Hey, it's a change of base formula for **tetration**. Some people only define tetration for integers , others for integers , others for integers . Some people define it for real numbers , or or . Some people might define tetration over all reals, or over the complex numbers. I prefer reals greater than -2 myself, but your mileage may vary.

For real numbers, my formula is valid, assuming you define tetration as iterated exponentials, with negative iterations equivalent to logarithms. I don't claim validity over complex numbers, mainly because the formula's very basis for convergence is the increasing modulus of the successive tetrations, and complex tetrations can cause the modulus to decrease, which invalidates the limit.

For real x, use whatever domain you use for tetration. If *you* define tetration as valid for x>-2, what did you expect to happen when you put in x <= -2? The problem isn't with my formula, it's with your indecision on what the valid domain for x is. Use whatever domain you consider valid.

Moving along:

There are two main base conversion formulae for exponentiation for base a, given an exact solution for base b:

The first is a trivial restatement of the definition of log_b(z) as the inverse function of b^z. The second displays some "fundamental truth" about exponentiation that isn't obvious from looking solely at the first formula. It allows you to solve for arbitrary exponentiations of base a, having no knowledge of how to do so explicitly, but having knowledge of how to exponentiate base b, along with knowledge of the constant log_b(a).

There are two main change of base formulae for tetration:

In either case, if it makes you feel better, you can explicitly state that x is a real > -2, or x is an integer >= -1, or whatever. And I've already stated that a and b should be greater than eta, though as a tool for fractionally iterating logarithms, it has applications with bases between 1 and eta.

The first formula, again, is a trivial restatement of the definition of slog_b(x) as the inverse of b^^x. The second displays some fundamental truth about the relationship of tetration in various bases, which isn't at all obvious by looking solely at the first formula, and it also allows us solve tetration for base a when we have no knowledge of how to do so explicitly, so long as we know how to do so with base b, and we know the value of the constant mu_b(a).

For real numbers, my formula is valid, assuming you define tetration as iterated exponentials, with negative iterations equivalent to logarithms. I don't claim validity over complex numbers, mainly because the formula's very basis for convergence is the increasing modulus of the successive tetrations, and complex tetrations can cause the modulus to decrease, which invalidates the limit.

For real x, use whatever domain you use for tetration. If *you* define tetration as valid for x>-2, what did you expect to happen when you put in x <= -2? The problem isn't with my formula, it's with your indecision on what the valid domain for x is. Use whatever domain you consider valid.

Moving along:

There are two main base conversion formulae for exponentiation for base a, given an exact solution for base b:

The first is a trivial restatement of the definition of log_b(z) as the inverse function of b^z. The second displays some "fundamental truth" about exponentiation that isn't obvious from looking solely at the first formula.
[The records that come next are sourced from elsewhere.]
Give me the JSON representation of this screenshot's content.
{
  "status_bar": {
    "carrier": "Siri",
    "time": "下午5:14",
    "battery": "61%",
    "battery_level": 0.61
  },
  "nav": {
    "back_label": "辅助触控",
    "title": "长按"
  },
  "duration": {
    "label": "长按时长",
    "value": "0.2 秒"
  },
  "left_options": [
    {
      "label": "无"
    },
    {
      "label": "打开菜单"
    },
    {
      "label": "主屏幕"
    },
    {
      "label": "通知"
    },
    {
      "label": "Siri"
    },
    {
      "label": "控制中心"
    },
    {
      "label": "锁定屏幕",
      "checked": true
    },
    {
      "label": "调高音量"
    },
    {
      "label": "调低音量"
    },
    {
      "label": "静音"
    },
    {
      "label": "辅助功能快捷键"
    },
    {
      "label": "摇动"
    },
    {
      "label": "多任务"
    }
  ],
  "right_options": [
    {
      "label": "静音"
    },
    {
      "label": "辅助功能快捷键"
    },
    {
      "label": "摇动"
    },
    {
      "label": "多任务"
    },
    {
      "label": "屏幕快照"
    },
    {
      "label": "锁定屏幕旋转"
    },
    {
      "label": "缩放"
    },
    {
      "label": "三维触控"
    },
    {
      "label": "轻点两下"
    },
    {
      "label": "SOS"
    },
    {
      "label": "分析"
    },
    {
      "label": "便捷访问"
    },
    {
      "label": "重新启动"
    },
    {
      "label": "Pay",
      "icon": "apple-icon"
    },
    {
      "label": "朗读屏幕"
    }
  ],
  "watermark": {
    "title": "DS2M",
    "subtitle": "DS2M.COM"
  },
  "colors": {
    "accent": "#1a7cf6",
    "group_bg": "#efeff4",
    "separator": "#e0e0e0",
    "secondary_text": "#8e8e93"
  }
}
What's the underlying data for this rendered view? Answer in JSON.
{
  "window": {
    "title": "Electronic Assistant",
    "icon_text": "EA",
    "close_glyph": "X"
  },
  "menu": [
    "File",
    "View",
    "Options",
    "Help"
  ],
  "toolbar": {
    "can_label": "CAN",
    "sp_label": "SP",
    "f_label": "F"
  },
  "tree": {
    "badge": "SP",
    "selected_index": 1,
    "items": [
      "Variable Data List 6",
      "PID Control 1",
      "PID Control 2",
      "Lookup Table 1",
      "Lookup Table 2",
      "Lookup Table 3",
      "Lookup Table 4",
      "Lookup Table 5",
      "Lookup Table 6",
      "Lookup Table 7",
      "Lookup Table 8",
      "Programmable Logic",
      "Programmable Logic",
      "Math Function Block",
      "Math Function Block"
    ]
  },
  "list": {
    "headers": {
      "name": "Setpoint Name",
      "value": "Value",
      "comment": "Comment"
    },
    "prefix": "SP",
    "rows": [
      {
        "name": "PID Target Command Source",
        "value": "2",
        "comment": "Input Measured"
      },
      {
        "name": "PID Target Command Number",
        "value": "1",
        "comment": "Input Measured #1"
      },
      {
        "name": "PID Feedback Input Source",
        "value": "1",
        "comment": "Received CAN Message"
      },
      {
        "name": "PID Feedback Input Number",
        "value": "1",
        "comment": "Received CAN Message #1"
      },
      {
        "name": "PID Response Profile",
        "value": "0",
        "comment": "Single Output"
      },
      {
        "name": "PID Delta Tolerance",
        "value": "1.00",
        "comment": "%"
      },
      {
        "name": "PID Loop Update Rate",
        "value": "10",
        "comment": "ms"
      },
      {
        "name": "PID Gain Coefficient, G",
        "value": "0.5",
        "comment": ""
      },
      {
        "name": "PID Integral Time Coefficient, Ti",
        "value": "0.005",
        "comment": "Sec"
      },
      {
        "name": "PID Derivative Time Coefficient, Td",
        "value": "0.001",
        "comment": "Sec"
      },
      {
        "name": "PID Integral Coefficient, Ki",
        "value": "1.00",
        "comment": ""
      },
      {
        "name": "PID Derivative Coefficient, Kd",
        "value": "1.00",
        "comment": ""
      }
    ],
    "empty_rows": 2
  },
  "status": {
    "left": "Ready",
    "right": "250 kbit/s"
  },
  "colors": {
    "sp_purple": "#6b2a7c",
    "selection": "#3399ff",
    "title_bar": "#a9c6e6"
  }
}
It allows you to solve for arbitrary exponentiations of base a, having no knowledge of how to do so explicitly, but having knowledge of how to exponentiate base b, along with knowledge of the constant log_b(a).

There are two main change of base formulae for tetration:

In either case, if it makes you feel better, you can explicitly state that x is a real > -2, or x is an integer >= -1, or whatever. And I've already stated that a and b should be greater than eta, though as a tool for fractionally iterating logarithms, it has applications with bases between 1 and eta.

The first formula, again, is a trivial restatement of the definition of slog_b(x) as the inverse of b^^x. The second displays some fundamental truth about the relationship of tetration in various bases, which isn't at all obvious by looking solely at the first formula, and it also allows us solve tetration for base a when we have no knowledge of how to do so explicitly, so long as we know how to do so with base b, and we know the value of the constant mu_b(a).

~ Jay Daniel Fox